#BlackTwitter, which has been identified as “an internet community largely consisting of African-American users on the social network Twitter focused on issues of interest to the Black community in the United States,” has functioned not only as a haven for joy, jokes and trending memes on Twitter but also as a corner of the platform where anti-Black racism has been unapologetically called out and where Black organizers have mobilized in efforts to aggressively combat white supremacy in every iteration it presents itself.

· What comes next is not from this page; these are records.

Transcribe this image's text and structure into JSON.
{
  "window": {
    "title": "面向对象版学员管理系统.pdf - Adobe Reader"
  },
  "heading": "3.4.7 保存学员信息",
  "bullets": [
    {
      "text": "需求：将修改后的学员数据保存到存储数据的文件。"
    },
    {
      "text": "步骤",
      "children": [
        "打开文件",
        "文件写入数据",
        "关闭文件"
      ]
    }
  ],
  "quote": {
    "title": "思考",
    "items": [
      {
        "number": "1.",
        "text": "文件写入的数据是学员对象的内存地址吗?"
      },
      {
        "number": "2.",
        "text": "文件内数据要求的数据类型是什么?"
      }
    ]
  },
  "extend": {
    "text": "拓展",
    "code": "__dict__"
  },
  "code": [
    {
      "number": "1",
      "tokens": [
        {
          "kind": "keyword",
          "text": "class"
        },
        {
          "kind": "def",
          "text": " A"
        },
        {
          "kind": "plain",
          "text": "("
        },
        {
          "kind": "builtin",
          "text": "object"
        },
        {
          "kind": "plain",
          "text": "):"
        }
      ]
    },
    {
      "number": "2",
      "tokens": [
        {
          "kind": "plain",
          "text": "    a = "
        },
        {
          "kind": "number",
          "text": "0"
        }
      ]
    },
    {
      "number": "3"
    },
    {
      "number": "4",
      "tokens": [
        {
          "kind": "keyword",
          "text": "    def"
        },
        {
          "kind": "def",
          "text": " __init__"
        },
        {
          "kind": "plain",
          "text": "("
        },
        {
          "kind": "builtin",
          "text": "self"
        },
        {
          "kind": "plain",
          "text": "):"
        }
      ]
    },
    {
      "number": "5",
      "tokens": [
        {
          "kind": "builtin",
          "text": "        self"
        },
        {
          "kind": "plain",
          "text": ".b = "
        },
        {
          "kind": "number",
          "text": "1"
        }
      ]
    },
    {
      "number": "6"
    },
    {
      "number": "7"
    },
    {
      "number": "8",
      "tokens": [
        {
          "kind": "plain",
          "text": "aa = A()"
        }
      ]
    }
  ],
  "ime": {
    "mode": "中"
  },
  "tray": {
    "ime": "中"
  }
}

Will Musk’s Twitter allow space for pointed language and content that fiercely challenges systems of white supremacy? Will it censor Black and other marginalized advocates from sharing information relevant to the struggle for liberation? Will it exist as a space where only Black culture and entertainment and merriment will be accepted but resistance and strategic activism will be met with dismissals from the site?
Musk says that there is “currently great danger that social media will splinter into far right-wing and far left-wing echo chambers that generate more hate and divide our society,” but who is he most likely to muzzle if the heat of the “town square” bonfire morphs into an inferno?
Conventional wisdom would suggest that the likes of the Proud Boys and Oath Keepers and neo-Nazis will be unrestricted in their ability to plan, plot and strategize in plain view in Musk’s Twitterverse, whereas freedom fighters of color might very well find their timelines interrupted.
I am not of the belief that the new “Chief Twit” in charge will be impartial about what brand of “open dialogue” his Twitter will allow. I am of reasonable concern as to what may be the consequences of his acquisition with regard to who will get the mic back.
The bigots are already back out to play on the bird app. And I can very well see myself leaving that nest sooner than later.